▶ Brief: In the data beneath this task, how many lines contain "Pools"? Answer with the number only.

Extracted data entries:
________________

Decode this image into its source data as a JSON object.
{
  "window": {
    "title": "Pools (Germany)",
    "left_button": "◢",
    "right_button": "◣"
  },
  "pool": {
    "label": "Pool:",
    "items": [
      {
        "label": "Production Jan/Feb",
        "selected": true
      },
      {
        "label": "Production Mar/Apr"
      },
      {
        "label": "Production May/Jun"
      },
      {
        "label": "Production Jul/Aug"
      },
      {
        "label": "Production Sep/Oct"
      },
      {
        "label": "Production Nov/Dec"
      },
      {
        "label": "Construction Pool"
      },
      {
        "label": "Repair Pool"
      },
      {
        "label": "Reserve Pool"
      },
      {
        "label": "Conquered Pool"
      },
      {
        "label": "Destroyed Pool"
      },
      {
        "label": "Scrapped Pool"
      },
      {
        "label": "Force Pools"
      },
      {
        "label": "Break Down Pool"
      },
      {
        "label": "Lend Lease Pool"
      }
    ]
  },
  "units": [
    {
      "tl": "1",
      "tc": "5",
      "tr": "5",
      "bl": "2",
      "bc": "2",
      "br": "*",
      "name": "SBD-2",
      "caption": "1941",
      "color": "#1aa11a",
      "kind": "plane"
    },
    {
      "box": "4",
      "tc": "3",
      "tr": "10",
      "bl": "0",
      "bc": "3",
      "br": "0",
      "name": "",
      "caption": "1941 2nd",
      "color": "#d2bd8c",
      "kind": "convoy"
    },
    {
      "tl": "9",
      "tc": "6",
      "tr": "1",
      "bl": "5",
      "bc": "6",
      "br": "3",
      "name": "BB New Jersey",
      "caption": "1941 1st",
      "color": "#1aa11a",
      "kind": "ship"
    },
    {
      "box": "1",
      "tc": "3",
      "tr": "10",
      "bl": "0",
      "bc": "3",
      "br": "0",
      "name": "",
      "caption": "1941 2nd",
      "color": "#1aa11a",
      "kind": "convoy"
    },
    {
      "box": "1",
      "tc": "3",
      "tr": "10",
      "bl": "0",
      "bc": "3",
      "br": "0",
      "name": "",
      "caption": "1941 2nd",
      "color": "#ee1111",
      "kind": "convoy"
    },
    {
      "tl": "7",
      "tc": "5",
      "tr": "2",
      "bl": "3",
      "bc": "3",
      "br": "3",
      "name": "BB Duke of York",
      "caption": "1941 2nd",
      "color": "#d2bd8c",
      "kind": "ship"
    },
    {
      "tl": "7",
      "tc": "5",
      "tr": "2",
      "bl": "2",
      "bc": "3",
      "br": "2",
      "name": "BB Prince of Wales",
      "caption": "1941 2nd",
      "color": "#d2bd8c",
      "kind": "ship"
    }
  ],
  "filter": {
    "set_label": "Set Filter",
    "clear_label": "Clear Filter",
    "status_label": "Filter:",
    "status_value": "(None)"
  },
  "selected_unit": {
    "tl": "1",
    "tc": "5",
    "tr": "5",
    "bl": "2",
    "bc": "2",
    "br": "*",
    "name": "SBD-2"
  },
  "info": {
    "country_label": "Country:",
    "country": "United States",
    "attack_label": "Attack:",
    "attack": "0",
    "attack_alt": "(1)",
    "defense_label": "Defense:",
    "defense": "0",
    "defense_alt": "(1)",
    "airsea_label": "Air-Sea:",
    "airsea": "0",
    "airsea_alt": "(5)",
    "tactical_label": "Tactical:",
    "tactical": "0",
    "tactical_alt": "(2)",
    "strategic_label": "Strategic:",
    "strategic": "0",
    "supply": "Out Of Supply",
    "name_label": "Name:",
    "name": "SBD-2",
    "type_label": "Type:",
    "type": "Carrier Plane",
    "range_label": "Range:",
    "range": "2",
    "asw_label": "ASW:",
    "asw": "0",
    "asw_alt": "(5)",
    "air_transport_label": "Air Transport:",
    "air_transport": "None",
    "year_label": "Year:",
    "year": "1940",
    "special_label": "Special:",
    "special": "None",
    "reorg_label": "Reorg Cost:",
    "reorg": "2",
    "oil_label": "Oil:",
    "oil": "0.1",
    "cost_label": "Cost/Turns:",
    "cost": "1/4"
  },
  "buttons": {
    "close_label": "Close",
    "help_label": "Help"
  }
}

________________

▶ Written solution: 2